The data.
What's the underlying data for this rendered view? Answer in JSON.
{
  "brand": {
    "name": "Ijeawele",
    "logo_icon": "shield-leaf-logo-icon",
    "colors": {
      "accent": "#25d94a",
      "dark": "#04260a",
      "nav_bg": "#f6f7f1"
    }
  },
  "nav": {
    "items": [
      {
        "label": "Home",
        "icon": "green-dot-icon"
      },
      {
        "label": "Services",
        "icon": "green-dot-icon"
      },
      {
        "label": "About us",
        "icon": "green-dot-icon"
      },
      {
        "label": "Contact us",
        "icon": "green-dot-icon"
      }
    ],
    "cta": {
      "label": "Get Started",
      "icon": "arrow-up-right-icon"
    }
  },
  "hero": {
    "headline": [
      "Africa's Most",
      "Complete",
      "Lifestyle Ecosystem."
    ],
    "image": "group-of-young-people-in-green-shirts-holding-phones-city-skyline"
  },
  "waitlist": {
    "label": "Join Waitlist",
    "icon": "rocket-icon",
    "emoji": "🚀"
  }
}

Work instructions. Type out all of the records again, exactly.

Task answer.
What's the underlying data for this rendered view? Answer in JSON.
{
  "brand": {
    "name": "Ijeawele",
    "logo_icon": "shield-leaf-logo-icon",
    "colors": {
      "accent": "#25d94a",
      "dark": "#04260a",
      "nav_bg": "#f6f7f1"
    }
  },
  "nav": {
    "items": [
      {
        "label": "Home",
        "icon": "green-dot-icon"
      },
      {
        "label": "Services",
        "icon": "green-dot-icon"
      },
      {
        "label": "About us",
        "icon": "green-dot-icon"
      },
      {
        "label": "Contact us",
        "icon": "green-dot-icon"
      }
    ],
    "cta": {
      "label": "Get Started",
      "icon": "arrow-up-right-icon"
    }
  },
  "hero": {
    "headline": [
      "Africa's Most",
      "Complete",
      "Lifestyle Ecosystem."
    ],
    "image": "group-of-young-people-in-green-shirts-holding-phones-city-skyline"
  },
  "waitlist": {
    "label": "Join Waitlist",
    "icon": "rocket-icon",
    "emoji": "🚀"
  }
}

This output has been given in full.